I slipped it on and pranced around downstairs. OK, no prancing. I was also doing laundry. I figured doing some chores would subject the tank to normal, body-movement and heat so I could see if the fabric was going to stretch. After about an hour I checked the mirror. I loved the neckline. The shoulders had stayed in the right place, right size but the armscyes seemed to still be too deep. I know this is an issue with each knit fabric. I’m looking for a “happy medium”; a base that I can easily adapt. I opted to add narrow bindings. I have a fabulous ponte I know I bought for yoga pants. It was the perfect weight, stretch, color. I’ll probably never find it again because 1)Hancocks is closed. 2) Joanns doesn’t carry this quality. 3) I never know exactly what I’m buying on-line until it gets here. By then it’s usually to late to order more. Sigh, I rationalized that I can always find more ponte and cut a 1.5″ and 1.75″ strip. I like my neckline ribbings to be just a little wider than my armscyes. In my mind, it brings your eyes to my neckline and face. Although, there’s nothing wrong with my shoulders. I don’t think I even have brown spots up there. I bound the armscyes and necklines and top stitched using my cover stitch machine.
Then said EEEK! I had forgotten totally the neckline flounce. I wasn’t going to cut it until I knew what the finished neckline would measure. I suspected I would need to calculate my own length because the pattern piece is about 8″ long. Cut on the fold would practically circle my neckline. I was wanting that little fluff in front. Nope. Too late. Absolute was not, am not going to rip out top stitching -it would all have to go- and then serging of black serger thread on black fabric. NOT.DOING.IT. Rationalizing yet again, I told myself next year I could make a second flutterby and it would look different because I’d remember that dingleberry before it was too late.
I serged the hem flounces together and finished the bottom edge with a 3-thread flat hem using Maxilock Stretch:
In a way, I wish I’d kept my old serger. Along with buying the S21. The S21 is pretty easy to set up and switch around. Every new setting has several steps but the results are perfect. If I’d had the old serger too, I would keep it set up in a 3-thread configuration. I’d still change out threads depending upon the final look I desired. Threading is easy. My issue is getting all the settings reset. I always forget something and spend a few hours, days even weeks trying to figure out what is wrong. ….. if I could just figure out where to put a 2nd serger….I can stand a little imperfection…..
Fit? Good really good. Look at this underarm:
It’s right where I want it to be. I know it’s perfect because I added the ribbing which filled/raised the underarm 1/2″. But I’m not going to change the pattern. I tend to feel this is a fabric issue because the front neckline was cut 3″ higher than the Flutterbye but is just about the same depth

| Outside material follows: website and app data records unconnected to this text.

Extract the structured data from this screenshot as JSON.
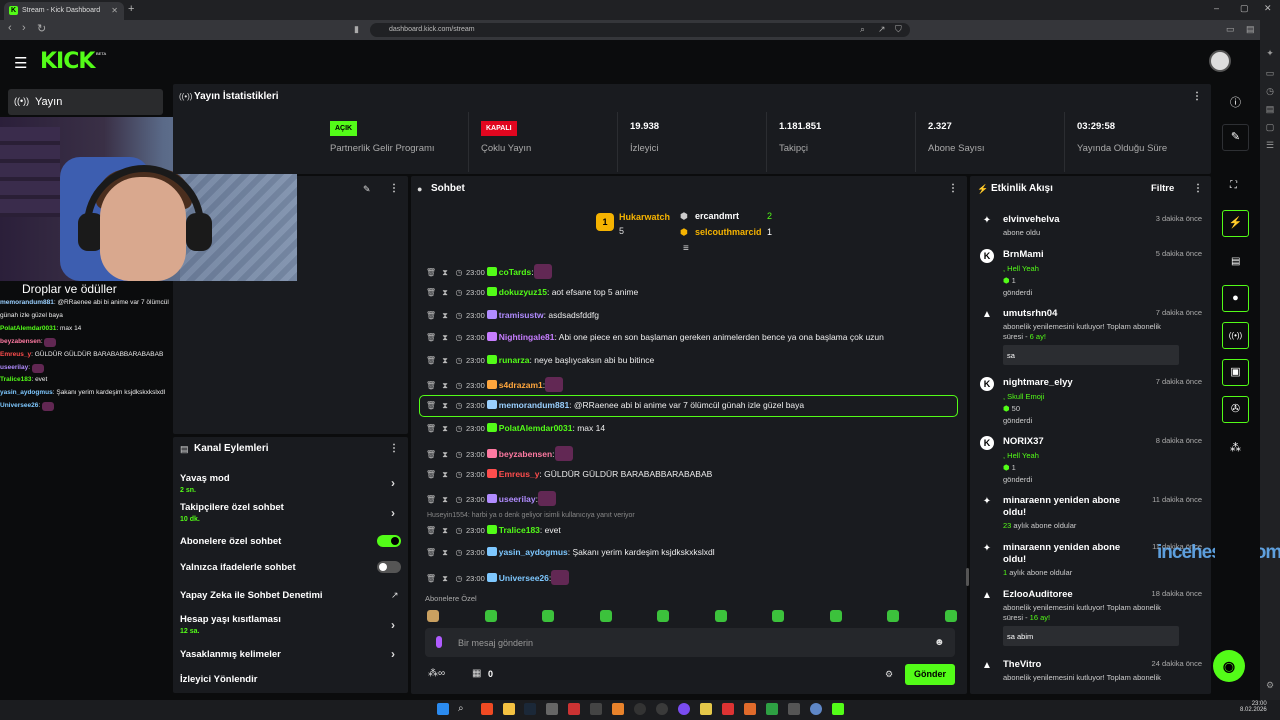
{
  "browser": {
    "tab_title": "Stream - Kick Dashboard",
    "url": "dashboard.kick.com/stream"
  },
  "header": {
    "logo": "KICK",
    "beta": "BETA"
  },
  "nav": {
    "active": "Yayın",
    "drops": "Droplar ve ödüller"
  },
  "left_chat": [
    {
      "user": "memorandum881",
      "text": ": @RRaenee abi bi anime var 7 ölümcül günah izle güzel baya",
      "color": "#9ad0ff"
    },
    {
      "user": "PolatAlemdar0031",
      "text": ": max 14",
      "color": "#53fc18"
    },
    {
      "user": "beyzabensen",
      "text": ": ",
      "color": "#ff7aa2"
    },
    {
      "user": "Emreus_y",
      "text": ": GÜLDÜR GÜLDÜR BARABABBARABABAB",
      "color": "#ff4d4d"
    },
    {
      "user": "useerilay",
      "text": ": ",
      "color": "#b18cff"
    },
    {
      "user": "Tralice183",
      "text": ": evet",
      "color": "#53fc18"
    },
    {
      "user": "yasin_aydogmus",
      "text": ": Şakanı yerim kardeşim ksjdkskxkslxdl",
      "color": "#7ec8ff"
    },
    {
      "user": "Universee26",
      "text": ": ",
      "color": "#7ec8ff"
    }
  ],
  "stats": {
    "title": "Yayın İstatistikleri",
    "partner": {
      "badge": "AÇIK",
      "label": "Partnerlik Gelir Programı"
    },
    "multi": {
      "badge": "KAPALI",
      "label": "Çoklu Yayın"
    },
    "viewers": {
      "value": "19.938",
      "label": "İzleyici"
    },
    "followers": {
      "value": "1.181.851",
      "label": "Takipçi"
    },
    "subs": {
      "value": "2.327",
      "label": "Abone Sayısı"
    },
    "uptime": {
      "value": "03:29:58",
      "label": "Yayında Olduğu Süre"
    }
  },
  "actions": {
    "title": "Kanal Eylemleri",
    "slow": {
      "label": "Yavaş mod",
      "sub": "2 sn."
    },
    "followers": {
      "label": "Takipçilere özel sohbet",
      "sub": "10 dk."
    },
    "subs": {
      "label": "Abonelere özel sohbet"
    },
    "emotes": {
      "label": "Yalnızca ifadelerle sohbet"
    },
    "ai": {
      "label": "Yapay Zeka ile Sohbet Denetimi"
    },
    "age": {
      "label": "Hesap yaşı kısıtlaması",
      "sub": "12 sa."
    },
    "banned": {
      "label": "Yasaklanmış kelimeler"
    },
    "redirect": {
      "label": "İzleyici Yönlendir"
    }
  },
  "chat": {
    "title": "Sohbet",
    "top": [
      {
        "name": "Hukarwatch",
        "count": "5",
        "rank": "1"
      },
      {
        "name": "ercandmrt",
        "count": "2"
      },
      {
        "name": "selcouthmarcid",
        "count": "1"
      }
    ],
    "messages": [
      {
        "time": "23:00",
        "user": "coTards",
        "text": ":",
        "color": "#53fc18",
        "emote": true
      },
      {
        "time": "23:00",
        "user": "dokuzyuz15",
        "text": ": aot efsane top 5 anime",
        "color": "#53fc18"
      },
      {
        "time": "23:00",
        "user": "tramisustw",
        "text": ": asdsadsfddfg",
        "color": "#b18cff"
      },
      {
        "time": "23:00",
        "user": "Nightingale81",
        "text": ": Abi one piece en son başlaman gereken animelerden bence ya ona başlama çok uzun",
        "color": "#c77dff"
      },
      {
        "time": "23:00",
        "user": "runarza",
        "text": ": neye başlıycaksın abi bu bitince",
        "color": "#53fc18"
      },
      {
        "time": "23:00",
        "user": "s4drazam1",
        "text": ":",
        "color": "#ffa63d",
        "emote": true
      },
      {
        "time": "23:00",
        "user": "memorandum881",
        "text": ": @RRaenee abi bi anime var 7 ölümcül günah izle güzel baya",
        "color": "#9ad0ff"
      },
      {
        "time": "23:00",
        "user": "PolatAlemdar0031",
        "text": ": max 14",
        "color": "#53fc18"
      },
      {
        "time": "23:00",
        "user": "beyzabensen",
        "text": ":",
        "color": "#ff7aa2",
        "emote": true
      },
      {
        "time": "23:00",
        "user": "Emreus_y",
        "text": ": GÜLDÜR GÜLDÜR BARABABBARABABAB",
        "color": "#ff4d4d"
      },
      {
        "time": "23:00",
        "user": "useerilay",
        "text": ":",
        "color": "#b18cff",
        "emote": true
      },
      {
        "time": "23:00",
        "user": "Tralice183",
        "text": ": evet",
        "color": "#53fc18"
      },
      {
        "time": "23:00",
        "user": "yasin_aydogmus",
        "text": ": Şakanı yerim kardeşim ksjdkskxkslxdl",
        "color": "#7ec8ff"
      },
      {
        "time": "23:00",
        "user": "Universee26",
        "text": ":",
        "color": "#7ec8ff",
        "emote": true
      }
    ],
    "reply_note": "Huseyin1554: harbi ya o denk geliyor isimli kullanıcıya yanıt veriyor",
    "sub_emotes": "Abonelere Özel",
    "placeholder": "Bir mesaj gönderin",
    "points": "0",
    "send": "Gönder"
  },
  "feed": {
    "title": "Etkinlik Akışı",
    "filter": "Filtre",
    "items": [
      {
        "name": "elvinvehelva",
        "time": "3 dakika önce",
        "desc": "abone oldu"
      },
      {
        "name": "BrnMami",
        "time": "5 dakika önce",
        "gift": ", Hell Yeah",
        "amount": "1",
        "desc": "gönderdi"
      },
      {
        "name": "umutsrhn04",
        "time": "7 dakika önce",
        "desc": "abonelik yenilemesini kutluyor! Toplam abonelik süresi - ",
        "months": "6",
        "suffix": " ay!",
        "msg": "sa"
      },
      {
        "name": "nightmare_elyy",
        "time": "7 dakika önce",
        "gift": ", Skull Emoji",
        "amount": "50",
        "desc": "gönderdi"
      },
      {
        "name": "NORIX37",
        "time": "8 dakika önce",
        "gift": ", Hell Yeah",
        "amount": "1",
        "desc": "gönderdi"
      },
      {
        "name": "minaraenn yeniden abone oldu!",
        "time": "11 dakika önce",
        "count": "23",
        "desc": " aylık abone oldular"
      },
      {
        "name": "minaraenn yeniden abone oldu!",
        "time": "11 dakika önce",
        "count": "1",
        "desc": " aylık abone oldular"
      },
      {
        "name": "EzlooAuditoree",
        "time": "18 dakika önce",
        "desc": "abonelik yenilemesini kutluyor! Toplam abonelik süresi - ",
        "months": "16",
        "suffix": " ay!",
        "msg": "sa abim"
      },
      {
        "name": "TheVitro",
        "time": "24 dakika önce",
        "desc": "abonelik yenilemesini kutluyor! Toplam abonelik"
      }
    ]
  },
  "watermark": "incehesap.com",
  "clock": {
    "time": "23:00",
    "date": "8.02.2026"
  }
}
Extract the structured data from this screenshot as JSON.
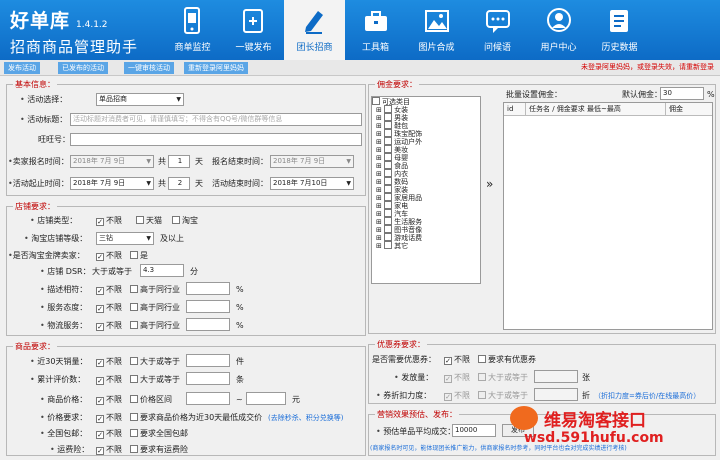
{
  "app": {
    "name": "好单库",
    "version": "1.4.1.2",
    "subtitle": "招商商品管理助手"
  },
  "nav": [
    {
      "label": "商单监控",
      "icon": "phone-monitor-icon"
    },
    {
      "label": "一键发布",
      "icon": "publish-icon"
    },
    {
      "label": "团长招商",
      "icon": "pen-icon"
    },
    {
      "label": "工具箱",
      "icon": "toolbox-icon"
    },
    {
      "label": "图片合成",
      "icon": "image-icon"
    },
    {
      "label": "问候语",
      "icon": "chat-icon"
    },
    {
      "label": "用户中心",
      "icon": "user-icon"
    },
    {
      "label": "历史数据",
      "icon": "history-icon"
    }
  ],
  "actions": {
    "publish": "发布活动",
    "published": "已发布的活动",
    "sync": "一键审核活动",
    "relogin": "重新登录阿里妈妈"
  },
  "warning": "未登录阿里妈妈，或登录失效，请重新登录",
  "basic": {
    "title": "基本信息：",
    "activity_select_label": "活动选择：",
    "activity_select_value": "单品招商",
    "activity_title_label": "活动标题：",
    "activity_title_placeholder": "活动标题对消费者可见，请谨慎填写；不得含有QQ号/微信群等信息",
    "wangwang_label": "旺旺号：",
    "sign_start_label": "卖家报名时间：",
    "sign_start_date": "2018年 7月 9日",
    "days_prefix": "共",
    "sign_days": "1",
    "days_suffix": "天",
    "sign_end_label": "报名结束时间：",
    "sign_end_date": "2018年 7月 9日",
    "act_start_label": "活动起止时间：",
    "act_start_date": "2018年 7月 9日",
    "act_days": "2",
    "act_end_label": "活动结束时间：",
    "act_end_date": "2018年 7月10日"
  },
  "shop": {
    "title": "店铺要求：",
    "type_label": "店铺类型：",
    "unlimited": "不限",
    "tmall": "天猫",
    "taobao": "淘宝",
    "level_label": "淘宝店铺等级：",
    "level_value": "三钻",
    "level_suffix": "及以上",
    "gold_label": "是否淘宝金牌卖家：",
    "yes": "是",
    "dsr_label": "店铺 DSR：",
    "dsr_prefix": "大于或等于",
    "dsr_value": "4.3",
    "dsr_unit": "分",
    "desc_label": "描述相符：",
    "above_industry": "高于同行业",
    "service_label": "服务态度：",
    "logistics_label": "物流服务：",
    "pct": "%"
  },
  "goods": {
    "title": "商品要求：",
    "sales_label": "近30天销量：",
    "gte": "大于或等于",
    "sales_unit": "件",
    "reviews_label": "累计评价数：",
    "reviews_unit": "条",
    "price_label": "商品价格：",
    "price_range": "价格区间",
    "tilde": "~",
    "yuan": "元",
    "price_req_label": "价格要求：",
    "price_req_opt": "要求商品价格为近30天最低成交价",
    "price_req_hint": "(去除秒杀、积分兑换等)",
    "freeship_label": "全国包邮：",
    "freeship_opt": "要求全国包邮",
    "insurance_label": "运费险：",
    "insurance_opt": "要求有运费险"
  },
  "commission": {
    "title": "佣金要求：",
    "root": "可选类目",
    "categories": [
      "女装",
      "男装",
      "鞋包",
      "珠宝配饰",
      "运动户外",
      "美妆",
      "母婴",
      "食品",
      "内衣",
      "数码",
      "家装",
      "家居用品",
      "家电",
      "汽车",
      "生活服务",
      "图书音像",
      "游戏话费",
      "其它"
    ],
    "arrow": "»",
    "batch_label": "批量设置佣金：",
    "default_label": "默认佣金：",
    "default_value": "30",
    "pct": "%",
    "col_id": "id",
    "col_name": "任务名 / 佣金要求 最低~最高",
    "col_commission": "佣金"
  },
  "coupon": {
    "title": "优惠券要求：",
    "need_label": "是否需要优惠券：",
    "unlimited": "不限",
    "need_opt": "要求有优惠券",
    "amount_label": "发放量：",
    "gte": "大于或等于",
    "amount_unit": "张",
    "discount_label": "券折扣力度：",
    "discount_unit": "折",
    "discount_hint": "（折扣力度=券后价/在线最高价）"
  },
  "marketing": {
    "title": "营销效果预估、发布：",
    "avg_label": "预估单品平均成交：",
    "avg_value": "10000",
    "publish_btn": "发布",
    "note": "(商家报名时可见，能体现团长推广能力，供商家报名时参考，同时平台也会对完成实绩进行考核)"
  },
  "watermark": {
    "line1": "维易淘客接口",
    "line2": "wsd.591hufu.com"
  }
}
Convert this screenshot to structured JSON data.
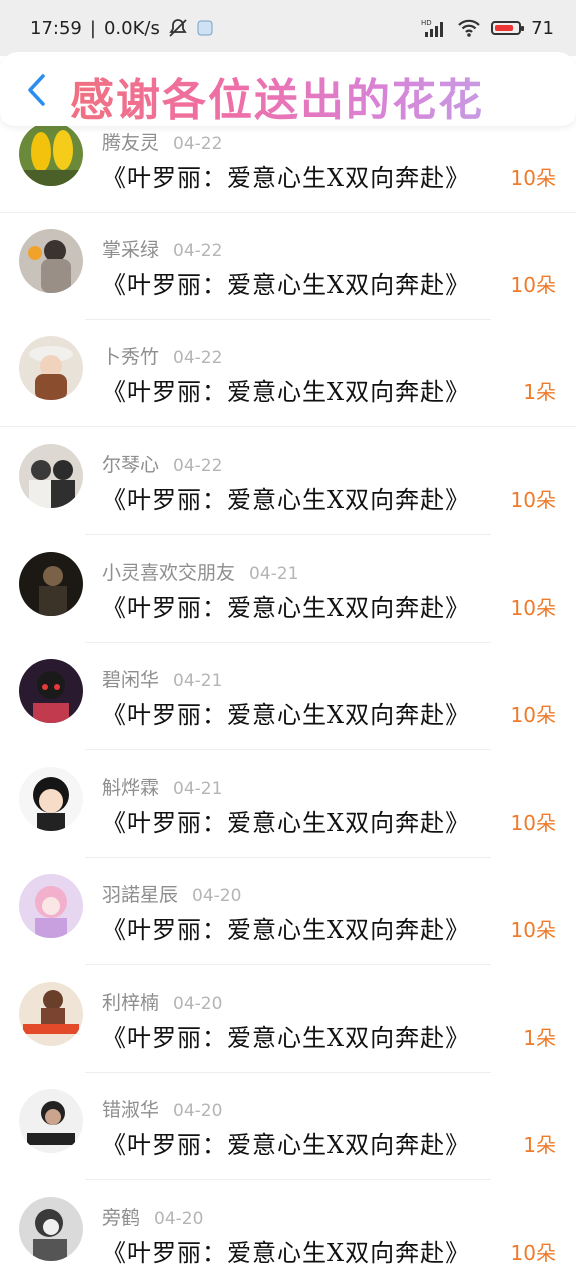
{
  "status_bar": {
    "time": "17:59",
    "speed": "0.0K/s",
    "battery": "71"
  },
  "header": {
    "title": "感谢各位送出的花花"
  },
  "colors": {
    "count": "#ef7a2a",
    "title_gradient": [
      "#f07080",
      "#d982d6"
    ]
  },
  "rows": [
    {
      "name": "腾友灵",
      "date": "04-22",
      "gift": "《叶罗丽：爱意心生X双向奔赴》",
      "count": "10朵",
      "avatar": "yellow-flowers"
    },
    {
      "name": "掌采绿",
      "date": "04-22",
      "gift": "《叶罗丽：爱意心生X双向奔赴》",
      "count": "10朵",
      "avatar": "girl-flowers"
    },
    {
      "name": "卜秀竹",
      "date": "04-22",
      "gift": "《叶罗丽：爱意心生X双向奔赴》",
      "count": "1朵",
      "avatar": "girl-hat"
    },
    {
      "name": "尔琴心",
      "date": "04-22",
      "gift": "《叶罗丽：爱意心生X双向奔赴》",
      "count": "10朵",
      "avatar": "couple"
    },
    {
      "name": "小灵喜欢交朋友",
      "date": "04-21",
      "gift": "《叶罗丽：爱意心生X双向奔赴》",
      "count": "10朵",
      "avatar": "dark-portrait"
    },
    {
      "name": "碧闲华",
      "date": "04-21",
      "gift": "《叶罗丽：爱意心生X双向奔赴》",
      "count": "10朵",
      "avatar": "anime-red"
    },
    {
      "name": "斛烨霖",
      "date": "04-21",
      "gift": "《叶罗丽：爱意心生X双向奔赴》",
      "count": "10朵",
      "avatar": "chibi-boy"
    },
    {
      "name": "羽諾星辰",
      "date": "04-20",
      "gift": "《叶罗丽：爱意心生X双向奔赴》",
      "count": "10朵",
      "avatar": "anime-pink"
    },
    {
      "name": "利梓楠",
      "date": "04-20",
      "gift": "《叶罗丽：爱意心生X双向奔赴》",
      "count": "1朵",
      "avatar": "girl-sign"
    },
    {
      "name": "错淑华",
      "date": "04-20",
      "gift": "《叶罗丽：爱意心生X双向奔赴》",
      "count": "1朵",
      "avatar": "boy-bw"
    },
    {
      "name": "旁鹤",
      "date": "04-20",
      "gift": "《叶罗丽：爱意心生X双向奔赴》",
      "count": "10朵",
      "avatar": "girl-bw"
    }
  ]
}
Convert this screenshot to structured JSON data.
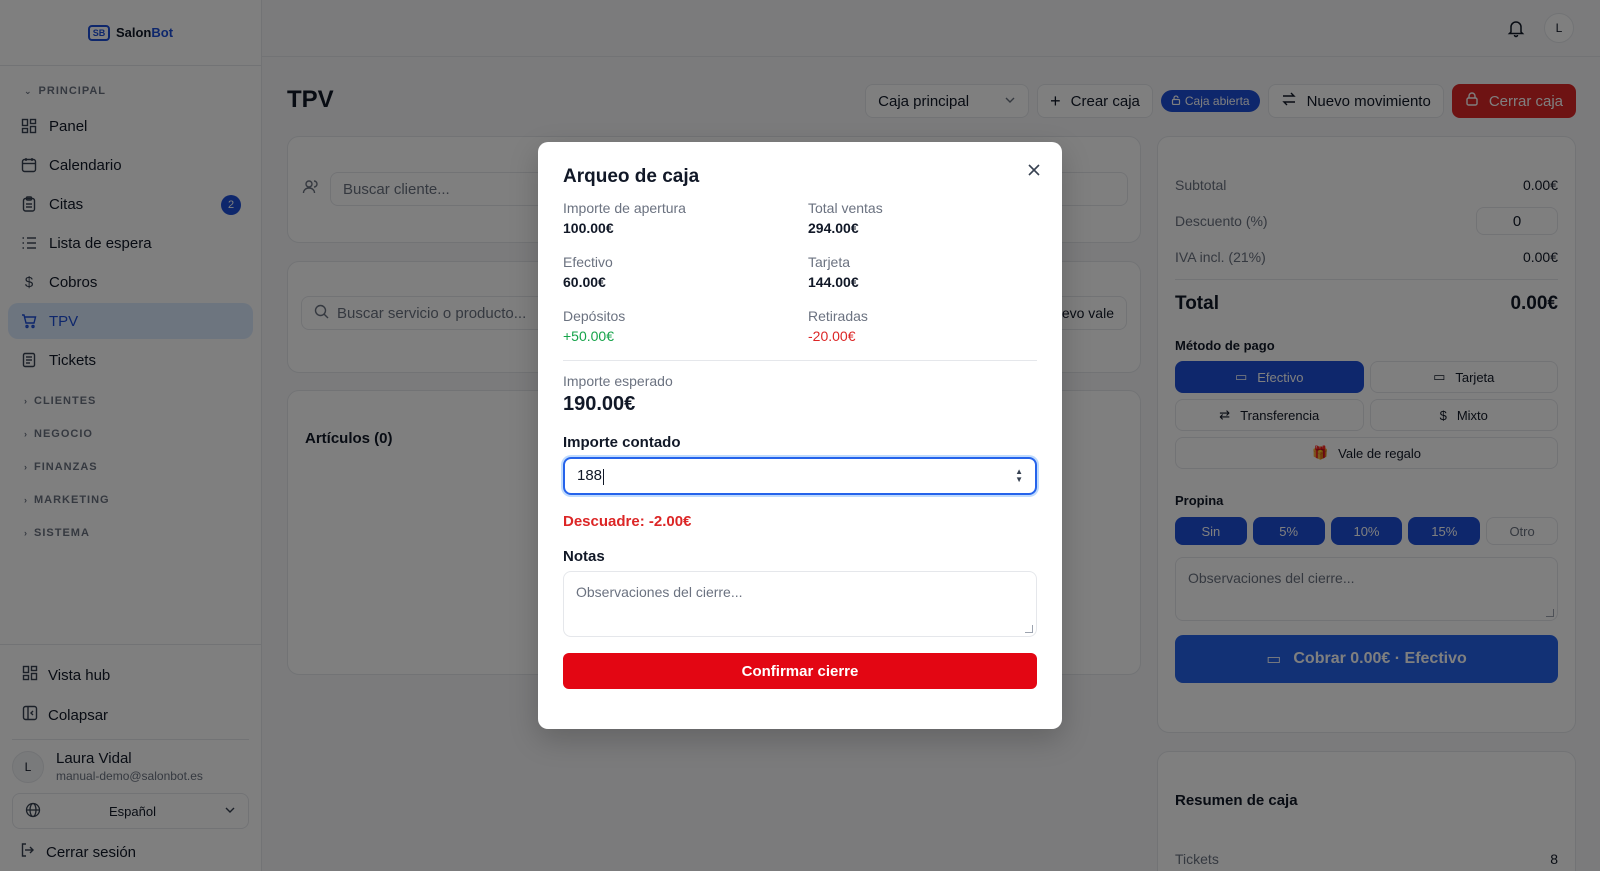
{
  "brand": {
    "prefix": "Salon",
    "accent_part": "Bot",
    "mark": "SB"
  },
  "sidebar": {
    "section_principal": "PRINCIPAL",
    "items": [
      {
        "label": "Panel",
        "icon": "grid-icon"
      },
      {
        "label": "Calendario",
        "icon": "calendar-icon"
      },
      {
        "label": "Citas",
        "icon": "clipboard-icon",
        "badge": "2"
      },
      {
        "label": "Lista de espera",
        "icon": "list-icon"
      },
      {
        "label": "Cobros",
        "icon": "dollar-icon"
      },
      {
        "label": "TPV",
        "icon": "cart-icon",
        "active": true
      },
      {
        "label": "Tickets",
        "icon": "receipt-icon"
      }
    ],
    "groups": [
      "CLIENTES",
      "NEGOCIO",
      "FINANZAS",
      "MARKETING",
      "SISTEMA"
    ],
    "hub_label": "Vista hub",
    "collapse_label": "Colapsar",
    "user": {
      "initial": "L",
      "name": "Laura Vidal",
      "email": "manual-demo@salonbot.es"
    },
    "language": "Español",
    "logout": "Cerrar sesión"
  },
  "topbar": {
    "user_initial": "L"
  },
  "page": {
    "title": "TPV",
    "caja_select": "Caja principal",
    "create_caja": "Crear caja",
    "status_pill": "Caja abierta",
    "new_movement": "Nuevo movimiento",
    "close_caja": "Cerrar caja"
  },
  "main": {
    "client_search_placeholder": "Buscar cliente...",
    "service_search_placeholder": "Buscar servicio o producto...",
    "new_voucher_partial": "evo vale",
    "items_title": "Artículos (0)"
  },
  "summary": {
    "subtotal_label": "Subtotal",
    "subtotal": "0.00€",
    "discount_label": "Descuento (%)",
    "discount": "0",
    "vat_label": "IVA incl. (21%)",
    "vat": "0.00€",
    "total_label": "Total",
    "total": "0.00€",
    "payment_title": "Método de pago",
    "payment_methods": [
      "Efectivo",
      "Tarjeta",
      "Transferencia",
      "Mixto",
      "Vale de regalo"
    ],
    "tip_title": "Propina",
    "tips": [
      "Sin",
      "5%",
      "10%",
      "15%",
      "Otro"
    ],
    "notes_placeholder": "Observaciones del cierre...",
    "charge_button": "Cobrar 0.00€ · Efectivo"
  },
  "box_summary": {
    "title": "Resumen de caja",
    "tickets_label": "Tickets",
    "tickets": "8"
  },
  "modal": {
    "title": "Arqueo de caja",
    "stats": [
      {
        "label": "Importe de apertura",
        "value": "100.00€",
        "tone": "normal"
      },
      {
        "label": "Total ventas",
        "value": "294.00€",
        "tone": "normal"
      },
      {
        "label": "Efectivo",
        "value": "60.00€",
        "tone": "normal"
      },
      {
        "label": "Tarjeta",
        "value": "144.00€",
        "tone": "normal"
      },
      {
        "label": "Depósitos",
        "value": "+50.00€",
        "tone": "pos"
      },
      {
        "label": "Retiradas",
        "value": "-20.00€",
        "tone": "neg"
      }
    ],
    "expected_label": "Importe esperado",
    "expected_value": "190.00€",
    "counted_label": "Importe contado",
    "counted_value": "188",
    "discrepancy": "Descuadre: -2.00€",
    "notes_label": "Notas",
    "notes_placeholder": "Observaciones del cierre...",
    "confirm_label": "Confirmar cierre"
  },
  "colors": {
    "primary": "#1d4ed8",
    "danger": "#dc2626",
    "confirm": "#e30613",
    "positive": "#16a34a"
  }
}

I hope those two pics stay side by side in your browser. When I look at them I see that the black neckline is almost as deep as than blue.
But isn’t that cute! I think my FlutterBye tank is adorable. I also think the contrasting binding, a last-minute decision, really adds to the final appearance. Peggy Sagers frequently mentions changing to a solid or contrast at the neckline to “stop the eye”. I don’t know if it’s actually ‘stopping’ the eye but I do know that’s a damn fine recommendation.
Umm usually I share a back view. I decided to try a new pose:
I don’t think it worked.